This series is one of the most-frequently requested at my library, so I know it works!
Mary Wears What She Wants, by Keith Negley
It can be tough to find a picture book for the preschool crowd that introduces a concept like gender roles, or how to challenge them. Too much historical description can bore a little reader, and too many depressing details of oppression can worry a kiddo who’s too young to understand the context.
Enter Mary Wears What She Wants. This picture book uses a bright color palatte and plain backgrounds to paint a lively picture of little Mary fighting the patriarchy in pants, without using so many words. Though this story doesn’t hew to history exactly, it communicates a message of freedom that any kiddo who has been forced to wear something they don’t want will understand.
Queen of Physics: How Wu Chien Shiung helped unlock the secrets of the atom, written by Teresa Robeson and illustrated by Rebecca Huang
Wu Chien Shiung was a physicist who made several amazing contributions to the field, and who I had never heard of until stumbling across this fantastic picture book biography one day in the stacks. Charming illustrations are paired with stories of the many obstacles Wu Chien Shiung had to overcome, from growing up in China at a time when few expected girls to even attend school, to being passed over for a Nobel prize that went to men.
As someone who does not really identify as a Science Person, I appreciate the kid-level explanations of physics – I learned a little about the atom and about an awesome woman scientist at the same time!

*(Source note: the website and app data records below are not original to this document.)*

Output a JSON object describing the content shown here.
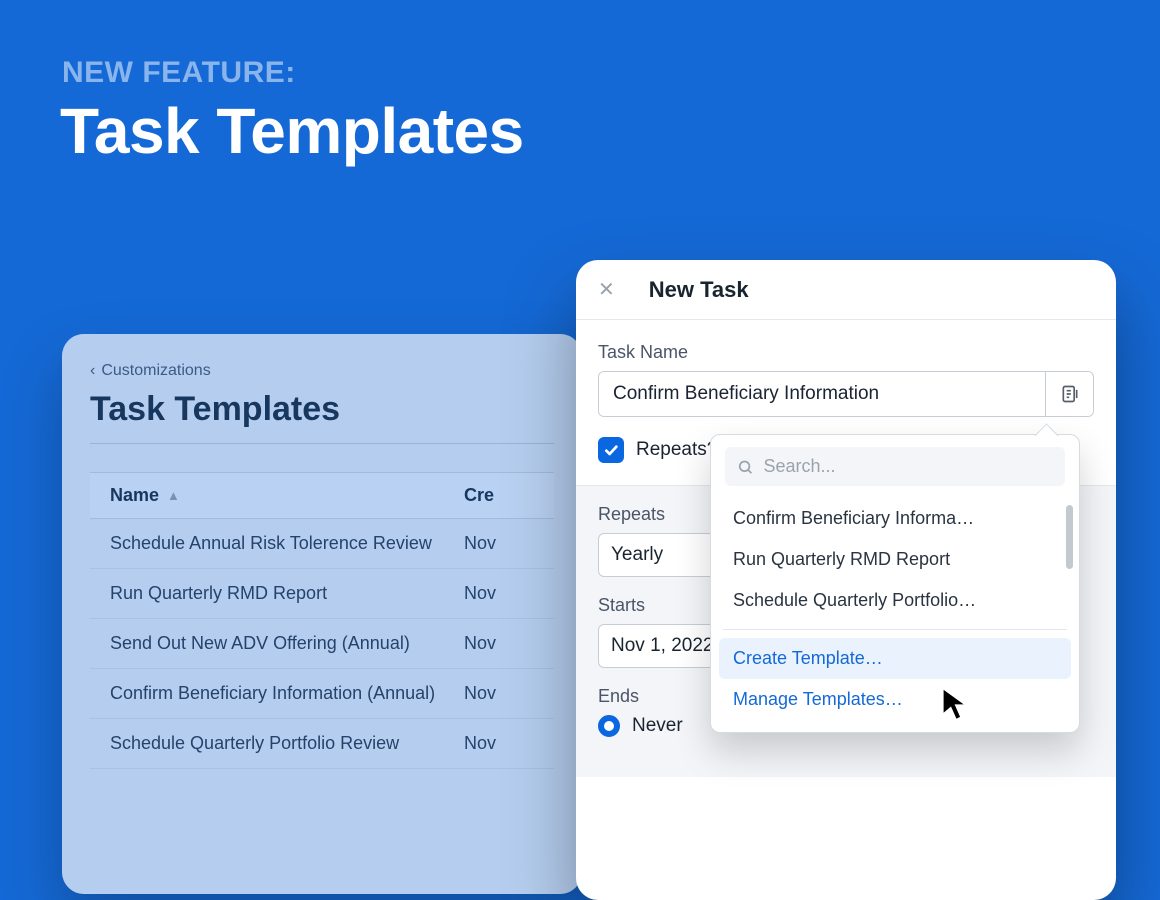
{
  "hero": {
    "kicker": "NEW FEATURE:",
    "title": "Task Templates"
  },
  "templates_panel": {
    "breadcrumb": "Customizations",
    "heading": "Task Templates",
    "columns": {
      "name": "Name",
      "created": "Cre"
    },
    "rows": [
      {
        "name": "Schedule Annual Risk Tolerence Review",
        "created": "Nov"
      },
      {
        "name": "Run Quarterly RMD Report",
        "created": "Nov"
      },
      {
        "name": "Send Out New ADV Offering (Annual)",
        "created": "Nov"
      },
      {
        "name": "Confirm Beneficiary Information (Annual)",
        "created": "Nov"
      },
      {
        "name": "Schedule Quarterly Portfolio Review",
        "created": "Nov"
      }
    ]
  },
  "new_task": {
    "title": "New Task",
    "task_name_label": "Task Name",
    "task_name_value": "Confirm Beneficiary Information",
    "repeats_checkbox_label": "Repeats?",
    "repeats_checked": true,
    "repeats_label": "Repeats",
    "repeats_value": "Yearly",
    "starts_label": "Starts",
    "starts_value": "Nov 1, 2022",
    "ends_label": "Ends",
    "ends_option": "Never"
  },
  "template_popover": {
    "search_placeholder": "Search...",
    "options": [
      "Confirm Beneficiary Informa…",
      "Run Quarterly RMD Report",
      "Schedule Quarterly Portfolio…"
    ],
    "actions": {
      "create": "Create Template…",
      "manage": "Manage Templates…"
    }
  }
}
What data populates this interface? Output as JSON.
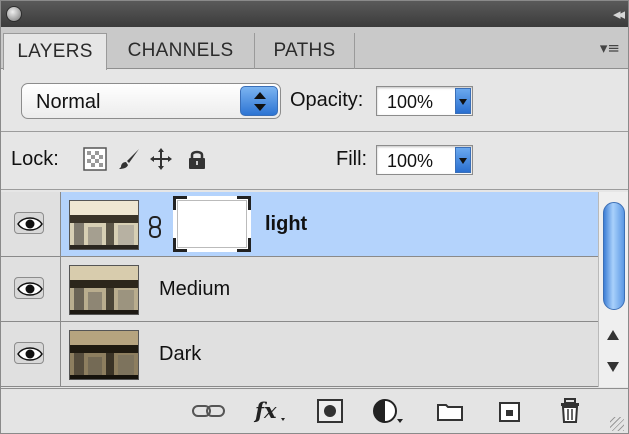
{
  "tabs": [
    {
      "label": "LAYERS"
    },
    {
      "label": "CHANNELS"
    },
    {
      "label": "PATHS"
    }
  ],
  "blend_mode": {
    "value": "Normal"
  },
  "opacity": {
    "label": "Opacity:",
    "value": "100%"
  },
  "lock": {
    "label": "Lock:"
  },
  "fill": {
    "label": "Fill:",
    "value": "100%"
  },
  "layers": [
    {
      "name": "light",
      "selected": true,
      "has_mask": true
    },
    {
      "name": "Medium",
      "selected": false,
      "has_mask": false
    },
    {
      "name": "Dark",
      "selected": false,
      "has_mask": false
    }
  ],
  "icons": {
    "titlebar": [
      "close-icon",
      "collapse-icon"
    ],
    "panel_menu": "panel-menu-icon",
    "lock": [
      "lock-transparent-icon",
      "lock-image-icon",
      "lock-position-icon",
      "lock-all-icon"
    ],
    "bottom": [
      "link-layers-icon",
      "layer-style-icon",
      "add-mask-icon",
      "adjustment-layer-icon",
      "new-group-icon",
      "new-layer-icon",
      "delete-layer-icon"
    ]
  },
  "colors": {
    "selection": "#b4d3fc",
    "accent": "#2d74d3"
  }
}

Jasmine Toguchi, Mochi Queen, by Debbi Michiko Florence
Jasmine has a dilemma. In her family, when everyone comes together to make mochi, boys and girls have different jobs. The boys get to hit the mochi dough with an incredible hammer. The girls roll the mochi into balls. But Jasmine’s got her eye on that hammer, and she’s going to have to convince her family to loosen up their traditions if she’s going to get a chance to swing it.
One of the things I love about this book is, in addition to questioning gender roles, it provides young readers with a pathway for how they, too, can question some of the unfair assumptions they see in the world around them. This is a skill both boys and girls need, to respond not just to sexism, but to all kinds of obstacles they will encounter in life.
Full Cicada Moon, by Marilyn Hilton
If you haven’t read Hilton’s Full Cicada Moon, run, don’t walk, to your nearest library. This is a stunning novel-in-verse that tells the story of a young girl (half black, half Japanese) who moves to rural Vermont in 1969 and confronts the ignorance of those around her as a mixed-race girl who wants to take shop and study space. Despite having themes of both sexism and racism, this is a warm, delightful read.
Full disclosure: I love Full Cicada Moon I’m almost constantly putting it on displays and recommended reading lists. I’m not exaggerating when I say that if you read one middle grade novel this year, make it this one.
The First Rule of Punk, by Celia Perez
One of the greatest middle grade novels about creatively expressing yourself, The First Rule of Punk introduces readers to punk, zines, and standing up for what’s right. What makes First Rule of Punk special is that it doesn’t feel preachy, or inauthentically “girl power!”-esque. Perez has a genuine writing style that allows her to create characters that feel real, and she puts them up against realistic obstacles. Expect any leftover newspapers or magazines to mysteriously disappear after your reader gets a look at some of the zines in this book!
What are your favorite books for Women’s History Month?
Help me find my new favorites in the comments below!